▼
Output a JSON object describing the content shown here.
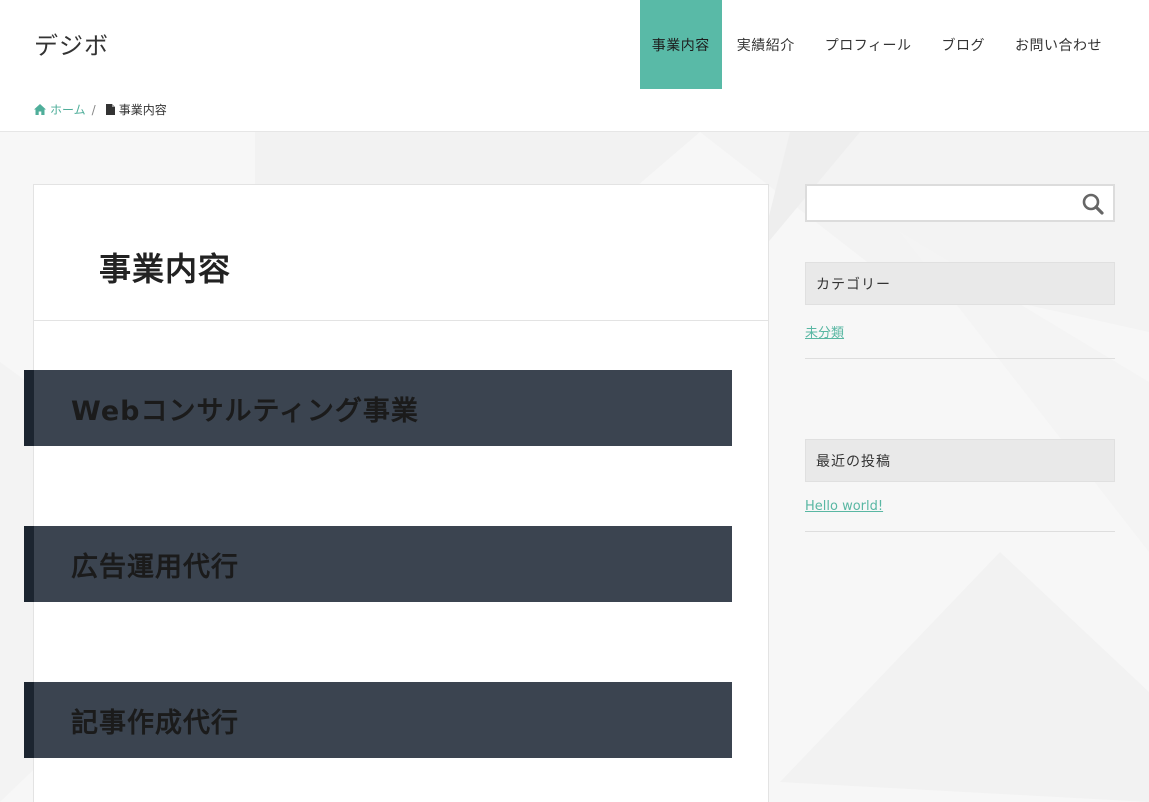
{
  "site": {
    "logo": "デジボ"
  },
  "nav": {
    "items": [
      {
        "label": "事業内容",
        "active": true
      },
      {
        "label": "実績紹介"
      },
      {
        "label": "プロフィール"
      },
      {
        "label": "ブログ"
      },
      {
        "label": "お問い合わせ"
      }
    ]
  },
  "breadcrumb": {
    "home": "ホーム",
    "separator": "/",
    "current": "事業内容"
  },
  "page": {
    "title": "事業内容",
    "sections": [
      {
        "heading": "Webコンサルティング事業"
      },
      {
        "heading": "広告運用代行"
      },
      {
        "heading": "記事作成代行"
      }
    ]
  },
  "sidebar": {
    "search": {
      "placeholder": "",
      "icon": "search-icon"
    },
    "categories": {
      "title": "カテゴリー",
      "links": [
        "未分類"
      ]
    },
    "recent_posts": {
      "title": "最近の投稿",
      "links": [
        "Hello world!"
      ]
    }
  },
  "colors": {
    "accent": "#59baa7",
    "heading_bg": "#3b4450",
    "heading_border": "#1c2530",
    "link": "#59b7a3"
  }
}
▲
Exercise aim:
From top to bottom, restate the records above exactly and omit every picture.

Task output:
Output a JSON object describing the content shown here.
{
  "site": {
    "logo": "デジボ"
  },
  "nav": {
    "items": [
      {
        "label": "事業内容",
        "active": true
      },
      {
        "label": "実績紹介"
      },
      {
        "label": "プロフィール"
      },
      {
        "label": "ブログ"
      },
      {
        "label": "お問い合わせ"
      }
    ]
  },
  "breadcrumb": {
    "home": "ホーム",
    "separator": "/",
    "current": "事業内容"
  },
  "page": {
    "title": "事業内容",
    "sections": [
      {
        "heading": "Webコンサルティング事業"
      },
      {
        "heading": "広告運用代行"
      },
      {
        "heading": "記事作成代行"
      }
    ]
  },
  "sidebar": {
    "search": {
      "placeholder": "",
      "icon": "search-icon"
    },
    "categories": {
      "title": "カテゴリー",
      "links": [
        "未分類"
      ]
    },
    "recent_posts": {
      "title": "最近の投稿",
      "links": [
        "Hello world!"
      ]
    }
  },
  "colors": {
    "accent": "#59baa7",
    "heading_bg": "#3b4450",
    "heading_border": "#1c2530",
    "link": "#59b7a3"
  }
}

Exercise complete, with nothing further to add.